The fence became a major electoral issue and point of contention among parties in the last municipal campaign. Photo: Matias Brunet-Kirk – NEWSFIRST

Enclaved neighbourhood

Although the gates now remain for the most part open, many Parc-Extension residents point to the fence as another example of how the neighbourhood is physically separated from the rest of the city, with train tracks to its south and east, highway 40 to its north and a fence to its west.

For many residents, the two-kilometre stretch of road has epitomized the inequality experienced by some Montrealers, with the affluent, lushly tree-lined streets to the west and the densely-populated, concrete jungle of Parc-Ex to the east. The physical separation is both visible from street level and satellite imagery. 

This was an important topic over the last election period, with Ensemble Montréal mayoral candidate Denis Coderre promising to remove the fence. Borough mayoral candidate Guillaume Lavoie had also called the separation a “blatant social divide.” 

Although commended for their intentions to green de l’Acadie, the plan was criticized by Mayor Valérie Plante and her party for proposing projects that aren’t in the City of Montreals’ jurisdiction. The fence and much of the boulevard fall on the territory of the Town of Mount Royal. 

The physical separation between the Town of Mount Royal (left) and Parc-Extension (right) is visible from satellite imagery. Photo: Satellite imagery (2019) via Google Earth.

Potential for a bike lane

With the election now in the rearview mirror, City Councillor for Parc-Extension Mary Deros hopes the borough and the city will be able to work with the neighbouring municipality to address some of the security issues surrounding the fence and its adjacent footpaths.

“What they need to do is redo the entrances and make them safe,” said Deros, adding that the municipality of the Town of Mount Royal needs to “make sure that there are adequate sidewalks for the people crossing when they’re waiting for the light to change, to give them ample room with their bikes, with their children, to be able to cross.” 

Deros also feels that TMR should accommodate the City of Montreal by helping it complete its bicycle path network. Building a bike lane down Chemin Selwood, the street that runs parallel to de L’Acadie, would ensure a safe and accessible north-south bicycle artery.  

“A bike path north-south can be created on the inside of the TMR fence and make a safe cycling path for our cyclists,” said Deros, explaining that it would connect much of the district to Beaumont and the Université de Montréal MIL campus to the south. 

There are no official plans or propositions at the moment to implement such a bike path in the Town of Mount Royal, but Mayor Malouf said he would look at making crossings on de l’Acadie Boul. safer. 

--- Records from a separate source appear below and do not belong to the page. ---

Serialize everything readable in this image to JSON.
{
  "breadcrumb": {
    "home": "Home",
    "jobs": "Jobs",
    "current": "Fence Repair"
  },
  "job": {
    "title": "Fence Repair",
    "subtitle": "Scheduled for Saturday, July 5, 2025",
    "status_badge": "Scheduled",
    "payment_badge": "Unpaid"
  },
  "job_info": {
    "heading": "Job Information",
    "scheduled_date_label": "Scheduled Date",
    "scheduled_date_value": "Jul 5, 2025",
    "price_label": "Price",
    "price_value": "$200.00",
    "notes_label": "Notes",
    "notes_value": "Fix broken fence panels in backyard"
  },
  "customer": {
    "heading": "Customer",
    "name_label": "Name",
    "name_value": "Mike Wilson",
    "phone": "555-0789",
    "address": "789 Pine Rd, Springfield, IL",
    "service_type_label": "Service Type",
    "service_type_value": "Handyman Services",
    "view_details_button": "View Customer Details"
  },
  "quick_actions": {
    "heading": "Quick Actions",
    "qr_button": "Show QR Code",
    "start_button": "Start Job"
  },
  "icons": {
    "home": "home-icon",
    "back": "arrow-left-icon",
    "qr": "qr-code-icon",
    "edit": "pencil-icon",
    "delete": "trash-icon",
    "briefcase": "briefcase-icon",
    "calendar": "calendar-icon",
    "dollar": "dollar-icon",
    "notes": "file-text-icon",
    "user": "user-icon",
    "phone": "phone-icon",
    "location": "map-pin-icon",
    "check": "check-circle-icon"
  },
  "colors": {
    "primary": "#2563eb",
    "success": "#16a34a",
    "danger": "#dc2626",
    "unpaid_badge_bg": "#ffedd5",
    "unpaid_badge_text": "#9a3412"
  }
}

“What fence? I see a hedge and trees. After that, I see six lanes for cars.”

Peter Malouf was recently elected as the Mayor of the Town of Mount Royal. Photo: Équipe Peter Malouf via Facebook.